--- Your objective ---
For each line in the data below, write an exact copy.

--- Material for the task ---
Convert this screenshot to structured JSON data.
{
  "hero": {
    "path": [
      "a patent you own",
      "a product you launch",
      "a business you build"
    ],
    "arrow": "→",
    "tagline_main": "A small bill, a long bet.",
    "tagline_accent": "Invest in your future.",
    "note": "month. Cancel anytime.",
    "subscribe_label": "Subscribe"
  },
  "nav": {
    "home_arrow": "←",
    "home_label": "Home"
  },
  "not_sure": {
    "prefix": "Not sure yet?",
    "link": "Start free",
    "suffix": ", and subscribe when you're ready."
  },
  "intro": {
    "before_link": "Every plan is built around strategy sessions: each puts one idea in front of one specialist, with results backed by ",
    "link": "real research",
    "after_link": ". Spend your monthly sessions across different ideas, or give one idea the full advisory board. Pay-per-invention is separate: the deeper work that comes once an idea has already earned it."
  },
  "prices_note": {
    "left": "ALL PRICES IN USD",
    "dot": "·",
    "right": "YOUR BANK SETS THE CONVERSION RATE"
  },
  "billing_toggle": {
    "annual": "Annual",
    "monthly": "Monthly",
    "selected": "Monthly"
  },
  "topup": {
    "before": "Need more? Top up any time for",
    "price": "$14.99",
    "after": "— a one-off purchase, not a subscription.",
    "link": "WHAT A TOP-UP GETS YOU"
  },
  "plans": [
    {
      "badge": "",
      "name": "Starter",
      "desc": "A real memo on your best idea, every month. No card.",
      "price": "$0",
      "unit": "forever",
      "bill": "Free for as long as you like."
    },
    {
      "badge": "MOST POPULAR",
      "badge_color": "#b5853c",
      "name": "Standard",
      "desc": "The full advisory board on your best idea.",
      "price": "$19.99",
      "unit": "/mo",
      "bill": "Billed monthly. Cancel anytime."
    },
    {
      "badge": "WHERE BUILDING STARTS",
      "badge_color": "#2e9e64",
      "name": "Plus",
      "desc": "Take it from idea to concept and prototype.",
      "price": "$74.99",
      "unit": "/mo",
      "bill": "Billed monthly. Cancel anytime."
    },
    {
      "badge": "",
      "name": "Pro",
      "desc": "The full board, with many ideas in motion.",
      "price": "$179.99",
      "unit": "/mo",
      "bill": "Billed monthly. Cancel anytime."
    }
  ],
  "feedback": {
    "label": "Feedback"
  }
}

--- Exercise response ---
Convert this screenshot to structured JSON data.
{
  "hero": {
    "path": [
      "a patent you own",
      "a product you launch",
      "a business you build"
    ],
    "arrow": "→",
    "tagline_main": "A small bill, a long bet.",
    "tagline_accent": "Invest in your future.",
    "note": "month. Cancel anytime.",
    "subscribe_label": "Subscribe"
  },
  "nav": {
    "home_arrow": "←",
    "home_label": "Home"
  },
  "not_sure": {
    "prefix": "Not sure yet?",
    "link": "Start free",
    "suffix": ", and subscribe when you're ready."
  },
  "intro": {
    "before_link": "Every plan is built around strategy sessions: each puts one idea in front of one specialist, with results backed by ",
    "link": "real research",
    "after_link": ". Spend your monthly sessions across different ideas, or give one idea the full advisory board. Pay-per-invention is separate: the deeper work that comes once an idea has already earned it."
  },
  "prices_note": {
    "left": "ALL PRICES IN USD",
    "dot": "·",
    "right": "YOUR BANK SETS THE CONVERSION RATE"
  },
  "billing_toggle": {
    "annual": "Annual",
    "monthly": "Monthly",
    "selected": "Monthly"
  },
  "topup": {
    "before": "Need more? Top up any time for",
    "price": "$14.99",
    "after": "— a one-off purchase, not a subscription.",
    "link": "WHAT A TOP-UP GETS YOU"
  },
  "plans": [
    {
      "badge": "",
      "name": "Starter",
      "desc": "A real memo on your best idea, every month. No card.",
      "price": "$0",
      "unit": "forever",
      "bill": "Free for as long as you like."
    },
    {
      "badge": "MOST POPULAR",
      "badge_color": "#b5853c",
      "name": "Standard",
      "desc": "The full advisory board on your best idea.",
      "price": "$19.99",
      "unit": "/mo",
      "bill": "Billed monthly. Cancel anytime."
    },
    {
      "badge": "WHERE BUILDING STARTS",
      "badge_color": "#2e9e64",
      "name": "Plus",
      "desc": "Take it from idea to concept and prototype.",
      "price": "$74.99",
      "unit": "/mo",
      "bill": "Billed monthly. Cancel anytime."
    },
    {
      "badge": "",
      "name": "Pro",
      "desc": "The full board, with many ideas in motion.",
      "price": "$179.99",
      "unit": "/mo",
      "bill": "Billed monthly. Cancel anytime."
    }
  ],
  "feedback": {
    "label": "Feedback"
  }
}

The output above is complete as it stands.